In Australia, a senator called for renewed investigations into an infamous incident in the Democratic Republic of Congo and for increased oversight of Australian mining activity overseas. The global workers’ union, ITUC, also called on Australia to do better. Our media partner in Burkina Faso, L’Economiste du Faso, did an interesting story on a labour dispute between an Australian company mining gold and its employees. The reporter got her hands on court documents and petitions from mineworkers alleging unfair dismissal and anti-union discrimination. Her feedback was that this was a topic that hadn’t been covered by other media. The journalist helped to put labour rights on the front page – which hadn’t happened before – at a critical moment as the government was reviewing its mining code. In Mali, our reporter dug into a fatal incident in 2013 in which a number of people were killed in clashes with police that locals alleged were in part related to frustrations borne out of mining activity by an Australian company. This was something that was never reported to shareholders in Australia.

What is the digital toolkit all investigative journalists should have?

1. Microsoft Excel: Every investigative journalist needs Microsoft Excel and needs to understand how to create at least one new or interesting data point or sentence from an Excel document.

2. Encrypted email: Communicate safely with Pretty Good Privacy (PGP), Thunderbird or Mailvelope encrypted emails. We only work with journalists that have encrypted email.

3. Encrypted mobile phone communication: Download an app like Signal Private Messenger on your mobile phone for encrypted calls and messages.

What is the big lesson learned from this project that you would like to pass along?
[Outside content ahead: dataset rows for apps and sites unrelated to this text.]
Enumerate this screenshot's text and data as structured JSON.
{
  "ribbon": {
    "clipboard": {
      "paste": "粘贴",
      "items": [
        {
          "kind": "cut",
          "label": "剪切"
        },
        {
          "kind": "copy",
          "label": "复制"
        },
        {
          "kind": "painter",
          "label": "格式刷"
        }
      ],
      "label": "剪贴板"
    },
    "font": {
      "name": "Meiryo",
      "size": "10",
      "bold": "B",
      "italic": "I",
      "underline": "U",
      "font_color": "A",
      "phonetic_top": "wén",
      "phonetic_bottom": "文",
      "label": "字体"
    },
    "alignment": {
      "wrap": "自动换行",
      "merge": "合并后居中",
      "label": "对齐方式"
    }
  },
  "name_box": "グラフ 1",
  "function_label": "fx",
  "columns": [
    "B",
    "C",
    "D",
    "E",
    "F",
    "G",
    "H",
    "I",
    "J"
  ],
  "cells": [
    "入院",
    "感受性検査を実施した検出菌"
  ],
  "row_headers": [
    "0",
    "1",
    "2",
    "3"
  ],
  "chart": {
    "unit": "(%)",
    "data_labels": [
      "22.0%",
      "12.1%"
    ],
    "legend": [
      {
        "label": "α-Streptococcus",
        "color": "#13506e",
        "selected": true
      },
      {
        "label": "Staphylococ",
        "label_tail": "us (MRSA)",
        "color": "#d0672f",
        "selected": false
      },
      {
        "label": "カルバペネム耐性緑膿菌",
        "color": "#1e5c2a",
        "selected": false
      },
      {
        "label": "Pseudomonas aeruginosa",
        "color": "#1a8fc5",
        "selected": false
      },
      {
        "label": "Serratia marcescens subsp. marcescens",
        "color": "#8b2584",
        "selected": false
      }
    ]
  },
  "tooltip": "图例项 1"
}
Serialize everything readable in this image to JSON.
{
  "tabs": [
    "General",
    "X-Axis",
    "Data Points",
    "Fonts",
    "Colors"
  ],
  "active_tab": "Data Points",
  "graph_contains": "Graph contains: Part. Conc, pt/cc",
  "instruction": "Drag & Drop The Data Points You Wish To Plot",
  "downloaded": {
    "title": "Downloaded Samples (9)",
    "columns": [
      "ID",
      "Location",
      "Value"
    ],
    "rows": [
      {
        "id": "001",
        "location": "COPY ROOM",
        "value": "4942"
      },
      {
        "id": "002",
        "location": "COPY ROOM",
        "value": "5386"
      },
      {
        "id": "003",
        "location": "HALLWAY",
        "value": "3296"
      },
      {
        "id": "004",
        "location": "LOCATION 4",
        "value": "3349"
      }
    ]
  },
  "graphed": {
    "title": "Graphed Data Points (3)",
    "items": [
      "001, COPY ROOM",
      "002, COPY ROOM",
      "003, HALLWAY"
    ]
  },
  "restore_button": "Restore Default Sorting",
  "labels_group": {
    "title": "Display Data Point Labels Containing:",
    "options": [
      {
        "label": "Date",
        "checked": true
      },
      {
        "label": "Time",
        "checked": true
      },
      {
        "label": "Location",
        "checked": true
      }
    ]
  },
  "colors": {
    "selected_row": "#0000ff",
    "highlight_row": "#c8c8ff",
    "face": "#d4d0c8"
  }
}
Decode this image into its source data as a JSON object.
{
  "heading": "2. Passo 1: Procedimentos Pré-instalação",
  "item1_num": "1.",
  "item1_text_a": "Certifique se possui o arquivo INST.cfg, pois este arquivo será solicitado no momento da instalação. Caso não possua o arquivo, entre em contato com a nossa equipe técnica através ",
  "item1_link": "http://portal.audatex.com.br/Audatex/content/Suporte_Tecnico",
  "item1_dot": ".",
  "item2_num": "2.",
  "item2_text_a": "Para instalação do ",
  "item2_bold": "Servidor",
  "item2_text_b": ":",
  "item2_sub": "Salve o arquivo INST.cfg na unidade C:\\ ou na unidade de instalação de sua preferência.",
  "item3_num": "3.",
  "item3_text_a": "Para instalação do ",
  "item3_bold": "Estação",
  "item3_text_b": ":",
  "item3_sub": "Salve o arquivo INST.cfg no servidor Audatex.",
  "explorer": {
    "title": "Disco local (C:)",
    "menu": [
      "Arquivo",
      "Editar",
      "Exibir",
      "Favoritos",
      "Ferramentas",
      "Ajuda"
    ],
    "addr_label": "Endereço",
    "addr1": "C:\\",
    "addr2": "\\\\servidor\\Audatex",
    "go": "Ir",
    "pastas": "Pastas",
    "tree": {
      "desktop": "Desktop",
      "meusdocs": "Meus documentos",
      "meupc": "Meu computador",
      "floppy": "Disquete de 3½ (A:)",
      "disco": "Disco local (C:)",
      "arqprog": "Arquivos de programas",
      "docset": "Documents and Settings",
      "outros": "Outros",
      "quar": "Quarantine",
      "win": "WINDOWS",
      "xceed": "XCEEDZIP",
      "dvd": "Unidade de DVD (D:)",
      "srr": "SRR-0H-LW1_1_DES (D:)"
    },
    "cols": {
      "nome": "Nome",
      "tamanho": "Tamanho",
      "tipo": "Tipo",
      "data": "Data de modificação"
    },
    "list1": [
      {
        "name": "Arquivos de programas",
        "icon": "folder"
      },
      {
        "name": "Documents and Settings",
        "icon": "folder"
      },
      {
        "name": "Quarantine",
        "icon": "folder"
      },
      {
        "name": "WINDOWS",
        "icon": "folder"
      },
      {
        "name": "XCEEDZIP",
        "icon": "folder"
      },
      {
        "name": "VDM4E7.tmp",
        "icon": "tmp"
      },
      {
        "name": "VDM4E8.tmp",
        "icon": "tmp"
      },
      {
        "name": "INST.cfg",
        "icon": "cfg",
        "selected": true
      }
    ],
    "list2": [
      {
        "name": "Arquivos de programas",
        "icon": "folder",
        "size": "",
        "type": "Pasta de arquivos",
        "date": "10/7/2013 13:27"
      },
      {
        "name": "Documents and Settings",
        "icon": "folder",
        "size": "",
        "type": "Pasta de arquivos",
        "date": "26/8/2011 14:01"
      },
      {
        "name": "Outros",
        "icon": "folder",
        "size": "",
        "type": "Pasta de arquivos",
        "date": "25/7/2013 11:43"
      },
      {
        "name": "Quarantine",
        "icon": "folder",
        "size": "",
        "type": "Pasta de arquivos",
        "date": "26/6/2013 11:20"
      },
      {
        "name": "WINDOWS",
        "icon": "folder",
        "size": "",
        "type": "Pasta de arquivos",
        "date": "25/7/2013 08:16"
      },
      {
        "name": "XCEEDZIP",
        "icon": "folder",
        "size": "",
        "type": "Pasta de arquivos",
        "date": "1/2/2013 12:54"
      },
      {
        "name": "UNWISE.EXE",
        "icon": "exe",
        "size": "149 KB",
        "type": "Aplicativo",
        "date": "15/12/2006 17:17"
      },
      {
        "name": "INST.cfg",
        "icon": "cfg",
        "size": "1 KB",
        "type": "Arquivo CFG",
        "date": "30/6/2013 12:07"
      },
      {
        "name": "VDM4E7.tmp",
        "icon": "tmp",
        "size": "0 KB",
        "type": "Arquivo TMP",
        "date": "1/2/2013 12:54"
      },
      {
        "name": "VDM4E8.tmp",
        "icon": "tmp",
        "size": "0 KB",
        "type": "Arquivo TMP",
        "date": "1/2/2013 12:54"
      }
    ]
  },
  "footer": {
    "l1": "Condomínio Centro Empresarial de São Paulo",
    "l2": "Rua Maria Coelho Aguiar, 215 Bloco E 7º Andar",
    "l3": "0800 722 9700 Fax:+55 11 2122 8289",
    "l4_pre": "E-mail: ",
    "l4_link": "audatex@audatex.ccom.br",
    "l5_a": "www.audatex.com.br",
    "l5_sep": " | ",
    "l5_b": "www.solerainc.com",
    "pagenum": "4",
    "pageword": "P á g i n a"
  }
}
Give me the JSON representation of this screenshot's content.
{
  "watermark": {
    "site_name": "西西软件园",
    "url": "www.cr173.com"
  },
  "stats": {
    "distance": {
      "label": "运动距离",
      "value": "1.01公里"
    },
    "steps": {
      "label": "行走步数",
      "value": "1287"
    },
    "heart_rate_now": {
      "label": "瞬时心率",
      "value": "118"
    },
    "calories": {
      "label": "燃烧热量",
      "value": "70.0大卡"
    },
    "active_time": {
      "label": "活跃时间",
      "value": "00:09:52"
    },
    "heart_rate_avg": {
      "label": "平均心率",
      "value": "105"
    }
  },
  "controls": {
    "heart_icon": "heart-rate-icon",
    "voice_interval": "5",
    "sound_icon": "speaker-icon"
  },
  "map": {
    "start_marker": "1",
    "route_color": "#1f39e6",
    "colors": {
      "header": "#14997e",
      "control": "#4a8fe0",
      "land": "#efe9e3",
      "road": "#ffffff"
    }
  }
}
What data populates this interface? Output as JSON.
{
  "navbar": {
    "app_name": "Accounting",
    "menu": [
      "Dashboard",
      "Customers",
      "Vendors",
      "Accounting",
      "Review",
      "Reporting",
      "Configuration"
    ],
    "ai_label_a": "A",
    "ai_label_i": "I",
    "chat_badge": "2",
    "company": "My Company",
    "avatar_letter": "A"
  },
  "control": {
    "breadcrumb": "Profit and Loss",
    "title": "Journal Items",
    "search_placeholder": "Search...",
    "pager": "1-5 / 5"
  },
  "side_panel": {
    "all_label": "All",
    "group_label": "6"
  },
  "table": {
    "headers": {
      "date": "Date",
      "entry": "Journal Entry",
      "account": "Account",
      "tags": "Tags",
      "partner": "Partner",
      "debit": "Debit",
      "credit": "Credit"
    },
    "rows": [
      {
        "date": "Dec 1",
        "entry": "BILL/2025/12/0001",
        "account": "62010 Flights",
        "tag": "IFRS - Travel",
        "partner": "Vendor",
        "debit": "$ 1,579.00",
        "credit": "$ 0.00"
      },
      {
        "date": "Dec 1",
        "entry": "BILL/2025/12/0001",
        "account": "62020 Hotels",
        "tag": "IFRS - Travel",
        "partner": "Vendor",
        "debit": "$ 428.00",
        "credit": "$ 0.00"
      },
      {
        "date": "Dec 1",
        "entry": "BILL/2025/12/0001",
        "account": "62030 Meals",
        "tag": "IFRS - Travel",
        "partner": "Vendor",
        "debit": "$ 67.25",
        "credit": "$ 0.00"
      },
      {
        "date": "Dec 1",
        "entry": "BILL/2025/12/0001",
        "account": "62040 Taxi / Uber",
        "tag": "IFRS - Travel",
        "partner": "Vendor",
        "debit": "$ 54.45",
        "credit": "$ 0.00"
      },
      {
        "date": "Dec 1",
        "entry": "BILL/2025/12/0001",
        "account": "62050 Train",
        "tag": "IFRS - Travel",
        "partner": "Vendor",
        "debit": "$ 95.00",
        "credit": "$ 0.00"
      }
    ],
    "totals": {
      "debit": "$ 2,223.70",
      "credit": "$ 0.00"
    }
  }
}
The big lesson from any investigation that tackles large, well-financed industries is not to be put off by colour and fluff. Mining companies are very good at producing glossy documents and annual reports of 150 pages and maybe only on page 139 will you find a sentence that will tell you something of real interest. Go the extra mile, stay an extra hour at work and read the whole report, quarterly update or environmental impact assessment and find that little bit of information that nobody else has found.

Alvin Ntibinyane from Botswana was one of the reporters that took part in the Fatal Extraction project. Thinking back about the project he explains: “I researched allegations of unfair compensation for farmers who were removed from their land to make way for an Australian copper mine. My main sources were the farmers who had sold their land. They also gave me most of the documents. We found out that if this mining company had compensated them in Australia, they would have received around twenty times more money. I asked my government, who was pushing the negotiations for the compensation, questions about the compensation figures and about the land policy in general but they were not forthcoming. Botswana does not have access to information laws and we rely on the goodwill of citizens to pass to us critical documents. We had some stories without any comment from the government that was the biggest challenge.”